### WORK TO COMPLETE
All lines with the word "header" are to be found and copied from the listing.
§
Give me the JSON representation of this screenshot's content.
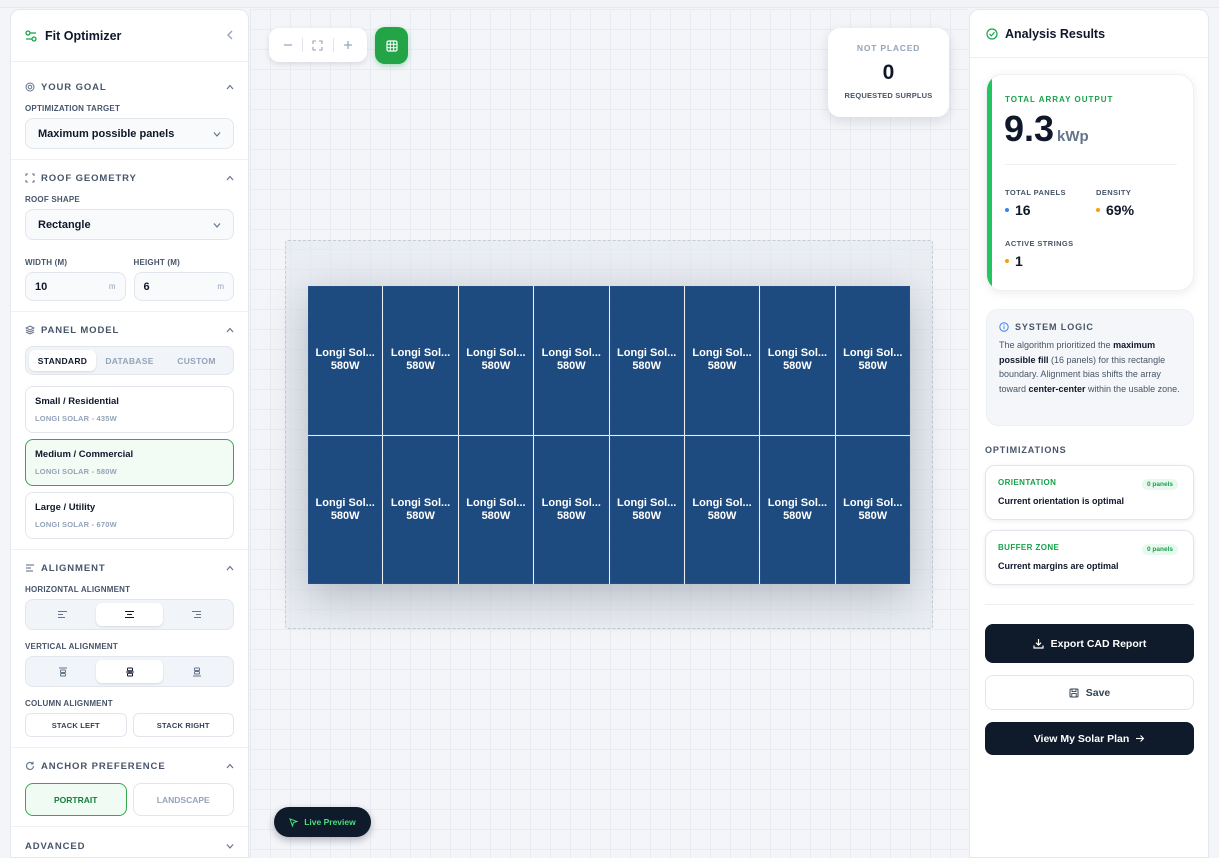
{
  "sidebar": {
    "title": "Fit Optimizer",
    "goal": {
      "section_title": "YOUR GOAL",
      "target_label": "OPTIMIZATION TARGET",
      "target_value": "Maximum possible panels"
    },
    "roof": {
      "section_title": "ROOF GEOMETRY",
      "shape_label": "ROOF SHAPE",
      "shape_value": "Rectangle",
      "width_label": "WIDTH (M)",
      "width_value": "10",
      "width_unit": "m",
      "height_label": "HEIGHT (M)",
      "height_value": "6",
      "height_unit": "m"
    },
    "panel_model": {
      "section_title": "PANEL MODEL",
      "tabs": [
        "STANDARD",
        "DATABASE",
        "CUSTOM"
      ],
      "options": [
        {
          "title": "Small / Residential",
          "subtitle": "LONGI SOLAR - 435W"
        },
        {
          "title": "Medium / Commercial",
          "subtitle": "LONGI SOLAR - 580W"
        },
        {
          "title": "Large / Utility",
          "subtitle": "LONGI SOLAR - 670W"
        }
      ]
    },
    "alignment": {
      "section_title": "ALIGNMENT",
      "horizontal_label": "HORIZONTAL ALIGNMENT",
      "vertical_label": "VERTICAL ALIGNMENT",
      "column_label": "COLUMN ALIGNMENT",
      "stack_left": "STACK LEFT",
      "stack_right": "STACK RIGHT"
    },
    "anchor": {
      "section_title": "ANCHOR PREFERENCE",
      "portrait": "PORTRAIT",
      "landscape": "LANDSCAPE"
    },
    "advanced": "ADVANCED"
  },
  "canvas": {
    "not_placed_label": "NOT PLACED",
    "not_placed_value": "0",
    "not_placed_sub": "REQUESTED SURPLUS",
    "panel_name": "Longi Sol...",
    "panel_watt": "580W",
    "panel_count": 16,
    "live_preview": "Live Preview"
  },
  "results": {
    "title": "Analysis Results",
    "output_label": "TOTAL ARRAY OUTPUT",
    "output_value": "9.3",
    "output_unit": "kWp",
    "total_panels_label": "TOTAL PANELS",
    "total_panels_value": "16",
    "density_label": "DENSITY",
    "density_value": "69%",
    "strings_label": "ACTIVE STRINGS",
    "strings_value": "1",
    "logic_title": "SYSTEM LOGIC",
    "logic_text_1": "The algorithm prioritized the ",
    "logic_bold_1": "maximum possible fill",
    "logic_text_2": " (16 panels) for this rectangle boundary. Alignment bias shifts the array toward ",
    "logic_bold_2": "center-center",
    "logic_text_3": " within the usable zone.",
    "optimizations_title": "OPTIMIZATIONS",
    "orientation_title": "ORIENTATION",
    "orientation_badge": "0 panels",
    "orientation_desc": "Current orientation is optimal",
    "buffer_title": "BUFFER ZONE",
    "buffer_badge": "0 panels",
    "buffer_desc": "Current margins are optimal",
    "export_label": "Export CAD Report",
    "save_label": "Save",
    "view_label": "View My Solar Plan"
  },
  "colors": {
    "accent_green": "#22a447",
    "panel_blue": "#1e4b7f",
    "dark_button": "#0f1a2b"
  }
}
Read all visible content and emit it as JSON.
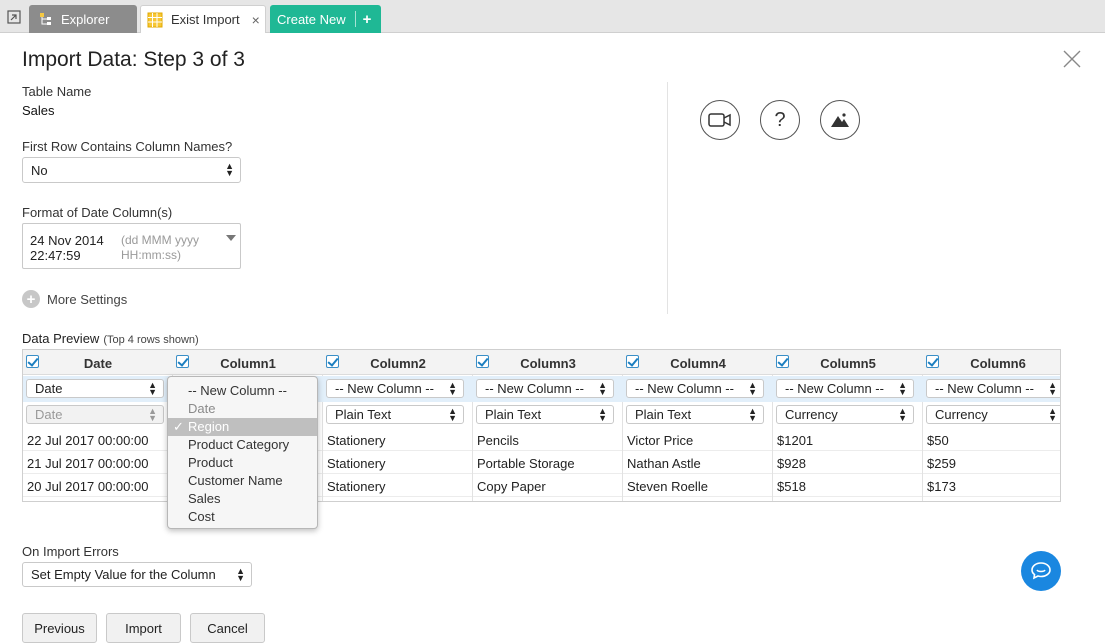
{
  "tabs": {
    "explorer": "Explorer",
    "exist_import": "Exist Import",
    "close": "×",
    "create_new": "Create New",
    "create_new_plus": "+"
  },
  "dialog": {
    "title": "Import Data: Step 3 of 3",
    "table_name_label": "Table Name",
    "table_name_value": "Sales",
    "first_row_label": "First Row Contains Column Names?",
    "first_row_value": "No",
    "date_format_label": "Format of Date Column(s)",
    "date_format_value": "24 Nov 2014 22:47:59",
    "date_format_hint": "(dd MMM yyyy HH:mm:ss)",
    "more_settings": "More Settings",
    "preview_title": "Data Preview",
    "preview_note": "(Top 4 rows shown)",
    "on_errors_label": "On Import Errors",
    "on_errors_value": "Set Empty Value for the Column"
  },
  "grid": {
    "columns": [
      {
        "header": "Date",
        "mapping": "Date",
        "type": "Date",
        "cells": [
          "22 Jul 2017 00:00:00",
          "21 Jul 2017 00:00:00",
          "20 Jul 2017 00:00:00"
        ]
      },
      {
        "header": "Column1",
        "mapping": "",
        "type": "",
        "cells": [
          "",
          "",
          ""
        ]
      },
      {
        "header": "Column2",
        "mapping": "-- New Column --",
        "type": "Plain Text",
        "cells": [
          "Stationery",
          "Stationery",
          "Stationery"
        ]
      },
      {
        "header": "Column3",
        "mapping": "-- New Column --",
        "type": "Plain Text",
        "cells": [
          "Pencils",
          "Portable Storage",
          "Copy Paper"
        ]
      },
      {
        "header": "Column4",
        "mapping": "-- New Column --",
        "type": "Plain Text",
        "cells": [
          "Victor Price",
          "Nathan Astle",
          "Steven Roelle"
        ]
      },
      {
        "header": "Column5",
        "mapping": "-- New Column --",
        "type": "Currency",
        "cells": [
          "$1201",
          "$928",
          "$518"
        ]
      },
      {
        "header": "Column6",
        "mapping": "-- New Column --",
        "type": "Currency",
        "cells": [
          "$50",
          "$259",
          "$173"
        ]
      }
    ]
  },
  "dropdown": {
    "items": [
      "-- New Column --",
      "Date",
      "Region",
      "Product Category",
      "Product",
      "Customer Name",
      "Sales",
      "Cost"
    ],
    "selected": "Region",
    "check": "✓"
  },
  "buttons": {
    "previous": "Previous",
    "import": "Import",
    "cancel": "Cancel"
  },
  "colors": {
    "accent_green": "#1fb895",
    "chat_blue": "#1a87e0",
    "mapping_band": "#e2effa"
  }
}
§
### RESPONSE AREA
        "header": "Date",
        "header": "Column1",
        "header": "Column2",
        "header": "Column3",
        "header": "Column4",
        "header": "Column5",
        "header": "Column6",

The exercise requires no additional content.